Action item: Pull every line that includes the word "garage" out of the data below and copy it.

Stored data:
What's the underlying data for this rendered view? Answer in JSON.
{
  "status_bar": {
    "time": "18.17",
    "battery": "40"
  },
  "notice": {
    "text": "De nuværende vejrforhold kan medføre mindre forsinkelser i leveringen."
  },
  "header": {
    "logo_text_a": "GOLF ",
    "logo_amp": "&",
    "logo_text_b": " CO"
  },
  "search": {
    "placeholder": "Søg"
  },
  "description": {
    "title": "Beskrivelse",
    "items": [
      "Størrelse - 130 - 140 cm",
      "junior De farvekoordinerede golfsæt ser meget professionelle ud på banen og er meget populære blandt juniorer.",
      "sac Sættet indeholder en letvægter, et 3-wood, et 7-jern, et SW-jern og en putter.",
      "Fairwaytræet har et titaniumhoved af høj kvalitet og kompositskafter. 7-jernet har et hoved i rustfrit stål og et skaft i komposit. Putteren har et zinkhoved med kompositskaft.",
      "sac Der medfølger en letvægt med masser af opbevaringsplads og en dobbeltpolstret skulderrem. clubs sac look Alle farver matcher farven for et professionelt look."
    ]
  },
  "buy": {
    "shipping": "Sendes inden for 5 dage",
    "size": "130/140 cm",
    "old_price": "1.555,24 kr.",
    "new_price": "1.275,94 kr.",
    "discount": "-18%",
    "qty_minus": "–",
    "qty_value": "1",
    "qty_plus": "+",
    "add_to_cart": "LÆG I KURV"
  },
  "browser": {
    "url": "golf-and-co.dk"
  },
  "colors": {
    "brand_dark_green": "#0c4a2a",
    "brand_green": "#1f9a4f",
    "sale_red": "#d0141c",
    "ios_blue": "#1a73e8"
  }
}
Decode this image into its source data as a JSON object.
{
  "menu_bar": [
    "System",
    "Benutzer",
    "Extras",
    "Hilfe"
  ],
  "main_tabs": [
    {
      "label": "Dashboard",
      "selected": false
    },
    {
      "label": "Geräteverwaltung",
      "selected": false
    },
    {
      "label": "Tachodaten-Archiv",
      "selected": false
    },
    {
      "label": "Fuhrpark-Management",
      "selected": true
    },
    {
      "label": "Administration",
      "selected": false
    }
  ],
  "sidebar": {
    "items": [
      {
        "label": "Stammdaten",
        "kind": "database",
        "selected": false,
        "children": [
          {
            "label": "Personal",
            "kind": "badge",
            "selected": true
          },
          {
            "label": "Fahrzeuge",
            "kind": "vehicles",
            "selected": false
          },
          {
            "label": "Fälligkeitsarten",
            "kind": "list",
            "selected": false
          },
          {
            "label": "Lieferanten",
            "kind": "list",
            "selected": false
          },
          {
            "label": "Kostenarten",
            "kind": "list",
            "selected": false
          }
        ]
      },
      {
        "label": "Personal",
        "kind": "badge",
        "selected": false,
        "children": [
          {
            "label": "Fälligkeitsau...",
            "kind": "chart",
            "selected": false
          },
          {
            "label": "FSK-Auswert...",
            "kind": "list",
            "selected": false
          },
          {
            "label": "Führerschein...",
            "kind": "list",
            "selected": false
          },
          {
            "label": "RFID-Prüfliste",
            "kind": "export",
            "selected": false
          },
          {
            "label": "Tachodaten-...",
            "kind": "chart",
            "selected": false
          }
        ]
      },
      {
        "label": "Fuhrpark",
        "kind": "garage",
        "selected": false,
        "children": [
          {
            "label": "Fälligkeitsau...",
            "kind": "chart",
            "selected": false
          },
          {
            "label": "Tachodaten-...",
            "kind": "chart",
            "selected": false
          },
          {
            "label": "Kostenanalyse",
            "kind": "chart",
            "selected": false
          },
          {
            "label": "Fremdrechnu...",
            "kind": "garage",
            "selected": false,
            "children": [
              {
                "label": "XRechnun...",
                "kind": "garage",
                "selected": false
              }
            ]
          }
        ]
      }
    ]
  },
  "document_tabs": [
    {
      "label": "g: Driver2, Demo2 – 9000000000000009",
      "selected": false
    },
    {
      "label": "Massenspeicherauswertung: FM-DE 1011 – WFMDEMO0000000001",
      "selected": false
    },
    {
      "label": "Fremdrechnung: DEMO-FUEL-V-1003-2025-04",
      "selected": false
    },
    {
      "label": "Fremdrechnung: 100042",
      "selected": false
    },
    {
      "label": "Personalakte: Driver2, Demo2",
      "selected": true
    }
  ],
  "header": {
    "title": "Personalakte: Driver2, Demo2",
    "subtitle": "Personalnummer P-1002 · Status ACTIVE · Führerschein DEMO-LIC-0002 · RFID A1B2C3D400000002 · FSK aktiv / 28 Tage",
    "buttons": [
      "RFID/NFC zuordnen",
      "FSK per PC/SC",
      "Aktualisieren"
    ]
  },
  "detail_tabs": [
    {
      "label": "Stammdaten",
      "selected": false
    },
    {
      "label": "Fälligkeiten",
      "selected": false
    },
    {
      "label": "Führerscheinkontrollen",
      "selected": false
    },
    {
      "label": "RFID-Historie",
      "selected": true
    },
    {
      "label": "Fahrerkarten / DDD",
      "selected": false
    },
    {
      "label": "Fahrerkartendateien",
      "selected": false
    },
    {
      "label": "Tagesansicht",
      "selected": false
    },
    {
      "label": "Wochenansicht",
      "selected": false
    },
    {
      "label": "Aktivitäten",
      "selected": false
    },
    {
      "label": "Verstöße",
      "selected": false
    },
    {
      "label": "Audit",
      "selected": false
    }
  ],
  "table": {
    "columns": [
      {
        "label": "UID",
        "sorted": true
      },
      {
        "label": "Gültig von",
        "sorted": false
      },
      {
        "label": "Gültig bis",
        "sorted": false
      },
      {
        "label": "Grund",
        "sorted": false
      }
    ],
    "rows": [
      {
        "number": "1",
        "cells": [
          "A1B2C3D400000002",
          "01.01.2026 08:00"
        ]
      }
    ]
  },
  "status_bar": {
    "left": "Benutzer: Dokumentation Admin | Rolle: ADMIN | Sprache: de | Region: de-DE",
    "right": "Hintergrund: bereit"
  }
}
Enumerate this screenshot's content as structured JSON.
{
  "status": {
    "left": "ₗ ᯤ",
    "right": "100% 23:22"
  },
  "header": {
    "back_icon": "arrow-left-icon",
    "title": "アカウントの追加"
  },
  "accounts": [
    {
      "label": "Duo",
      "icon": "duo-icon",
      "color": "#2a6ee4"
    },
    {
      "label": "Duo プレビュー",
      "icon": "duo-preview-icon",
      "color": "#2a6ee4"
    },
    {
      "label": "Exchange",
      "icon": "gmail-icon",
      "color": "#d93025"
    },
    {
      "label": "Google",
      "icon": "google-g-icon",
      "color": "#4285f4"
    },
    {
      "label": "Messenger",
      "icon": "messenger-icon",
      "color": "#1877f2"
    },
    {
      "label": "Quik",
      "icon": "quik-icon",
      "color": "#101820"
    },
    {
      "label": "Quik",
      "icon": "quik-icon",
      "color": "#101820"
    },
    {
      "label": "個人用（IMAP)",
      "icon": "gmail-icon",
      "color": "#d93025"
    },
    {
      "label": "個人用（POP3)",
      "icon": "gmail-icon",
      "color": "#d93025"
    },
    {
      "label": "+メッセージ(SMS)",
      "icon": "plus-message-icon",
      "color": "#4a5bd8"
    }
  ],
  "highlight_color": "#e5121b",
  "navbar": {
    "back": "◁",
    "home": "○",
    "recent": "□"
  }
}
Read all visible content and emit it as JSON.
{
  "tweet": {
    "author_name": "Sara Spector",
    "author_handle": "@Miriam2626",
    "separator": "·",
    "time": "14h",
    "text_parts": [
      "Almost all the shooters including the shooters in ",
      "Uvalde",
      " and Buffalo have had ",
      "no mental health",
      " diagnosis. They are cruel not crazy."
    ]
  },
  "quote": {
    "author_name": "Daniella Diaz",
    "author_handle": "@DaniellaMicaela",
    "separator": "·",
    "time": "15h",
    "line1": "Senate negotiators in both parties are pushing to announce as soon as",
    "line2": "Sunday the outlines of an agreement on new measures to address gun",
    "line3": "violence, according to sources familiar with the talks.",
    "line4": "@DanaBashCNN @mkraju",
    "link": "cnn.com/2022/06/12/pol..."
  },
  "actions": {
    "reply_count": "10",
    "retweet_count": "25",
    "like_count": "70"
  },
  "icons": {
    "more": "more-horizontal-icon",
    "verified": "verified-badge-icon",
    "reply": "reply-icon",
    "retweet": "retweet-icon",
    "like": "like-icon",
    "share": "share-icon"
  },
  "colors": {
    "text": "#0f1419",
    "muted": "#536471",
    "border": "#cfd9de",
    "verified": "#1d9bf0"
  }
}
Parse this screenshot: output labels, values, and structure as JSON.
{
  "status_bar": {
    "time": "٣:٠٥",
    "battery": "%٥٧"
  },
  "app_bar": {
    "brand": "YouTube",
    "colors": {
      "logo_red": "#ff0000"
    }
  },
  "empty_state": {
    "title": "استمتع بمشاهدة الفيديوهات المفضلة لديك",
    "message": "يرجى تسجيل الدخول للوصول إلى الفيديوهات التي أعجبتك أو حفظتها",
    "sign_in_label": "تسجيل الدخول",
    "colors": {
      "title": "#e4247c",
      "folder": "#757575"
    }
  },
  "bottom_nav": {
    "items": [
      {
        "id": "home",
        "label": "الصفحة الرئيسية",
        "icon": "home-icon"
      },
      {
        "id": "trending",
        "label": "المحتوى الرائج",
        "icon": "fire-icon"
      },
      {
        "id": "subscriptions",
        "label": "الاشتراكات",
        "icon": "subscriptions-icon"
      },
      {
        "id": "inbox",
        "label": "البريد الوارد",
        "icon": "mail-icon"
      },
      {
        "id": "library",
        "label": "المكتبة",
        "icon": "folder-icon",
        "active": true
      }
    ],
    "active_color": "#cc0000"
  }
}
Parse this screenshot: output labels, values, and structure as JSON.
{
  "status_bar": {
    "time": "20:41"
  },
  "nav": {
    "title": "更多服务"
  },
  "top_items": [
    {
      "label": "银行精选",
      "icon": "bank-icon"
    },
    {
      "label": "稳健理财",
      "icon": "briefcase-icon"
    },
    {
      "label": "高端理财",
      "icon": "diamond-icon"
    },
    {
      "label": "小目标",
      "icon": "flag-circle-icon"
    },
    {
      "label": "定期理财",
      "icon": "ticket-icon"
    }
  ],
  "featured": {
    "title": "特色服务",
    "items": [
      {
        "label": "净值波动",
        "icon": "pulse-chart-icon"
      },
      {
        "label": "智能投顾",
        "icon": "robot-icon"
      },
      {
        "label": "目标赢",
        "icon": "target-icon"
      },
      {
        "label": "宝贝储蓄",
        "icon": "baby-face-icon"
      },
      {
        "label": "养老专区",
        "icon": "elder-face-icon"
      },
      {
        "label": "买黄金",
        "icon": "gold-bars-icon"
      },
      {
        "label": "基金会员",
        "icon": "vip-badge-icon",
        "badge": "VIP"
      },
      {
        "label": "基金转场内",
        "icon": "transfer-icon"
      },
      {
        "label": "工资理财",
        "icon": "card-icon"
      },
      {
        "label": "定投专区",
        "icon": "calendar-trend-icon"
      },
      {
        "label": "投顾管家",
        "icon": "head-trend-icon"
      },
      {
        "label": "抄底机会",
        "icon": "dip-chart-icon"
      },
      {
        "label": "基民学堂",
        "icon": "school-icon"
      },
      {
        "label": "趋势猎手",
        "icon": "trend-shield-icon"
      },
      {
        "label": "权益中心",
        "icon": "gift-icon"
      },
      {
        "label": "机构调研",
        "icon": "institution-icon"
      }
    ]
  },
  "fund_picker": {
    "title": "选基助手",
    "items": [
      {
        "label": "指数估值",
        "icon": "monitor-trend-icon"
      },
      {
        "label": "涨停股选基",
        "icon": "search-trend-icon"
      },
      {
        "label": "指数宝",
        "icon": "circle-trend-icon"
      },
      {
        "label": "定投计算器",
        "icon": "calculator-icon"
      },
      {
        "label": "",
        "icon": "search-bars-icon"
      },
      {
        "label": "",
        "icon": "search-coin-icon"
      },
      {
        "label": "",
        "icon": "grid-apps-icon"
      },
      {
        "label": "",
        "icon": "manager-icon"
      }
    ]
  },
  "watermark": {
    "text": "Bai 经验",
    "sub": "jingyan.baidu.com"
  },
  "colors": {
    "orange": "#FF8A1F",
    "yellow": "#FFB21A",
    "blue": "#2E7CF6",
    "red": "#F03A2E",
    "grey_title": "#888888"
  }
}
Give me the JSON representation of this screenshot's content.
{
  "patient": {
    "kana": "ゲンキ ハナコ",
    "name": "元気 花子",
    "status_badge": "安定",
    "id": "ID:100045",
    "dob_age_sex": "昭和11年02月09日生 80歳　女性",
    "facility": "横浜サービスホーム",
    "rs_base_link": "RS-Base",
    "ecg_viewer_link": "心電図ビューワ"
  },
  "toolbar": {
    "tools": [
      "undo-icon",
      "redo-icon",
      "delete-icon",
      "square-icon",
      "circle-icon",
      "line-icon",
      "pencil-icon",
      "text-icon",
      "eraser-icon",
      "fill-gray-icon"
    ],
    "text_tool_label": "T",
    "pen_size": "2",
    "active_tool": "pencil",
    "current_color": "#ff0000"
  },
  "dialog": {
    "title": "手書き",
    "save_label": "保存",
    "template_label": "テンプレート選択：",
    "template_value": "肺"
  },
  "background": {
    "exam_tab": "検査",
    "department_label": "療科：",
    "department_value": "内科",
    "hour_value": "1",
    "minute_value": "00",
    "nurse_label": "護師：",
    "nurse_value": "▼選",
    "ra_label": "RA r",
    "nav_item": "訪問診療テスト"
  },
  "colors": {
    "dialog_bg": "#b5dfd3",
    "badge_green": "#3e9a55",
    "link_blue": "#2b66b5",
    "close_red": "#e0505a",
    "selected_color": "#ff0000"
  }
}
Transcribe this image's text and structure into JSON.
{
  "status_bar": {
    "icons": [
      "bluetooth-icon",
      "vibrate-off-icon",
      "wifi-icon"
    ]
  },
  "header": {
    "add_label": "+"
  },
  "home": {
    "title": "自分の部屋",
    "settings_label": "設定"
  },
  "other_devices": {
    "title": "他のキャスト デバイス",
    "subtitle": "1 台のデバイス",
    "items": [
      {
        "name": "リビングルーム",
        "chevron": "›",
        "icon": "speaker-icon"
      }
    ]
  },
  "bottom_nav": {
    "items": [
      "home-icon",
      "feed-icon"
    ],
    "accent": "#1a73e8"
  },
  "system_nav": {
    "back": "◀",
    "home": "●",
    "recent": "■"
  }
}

Solved exercise:
        "kind": "garage",
            "kind": "garage",
                "kind": "garage",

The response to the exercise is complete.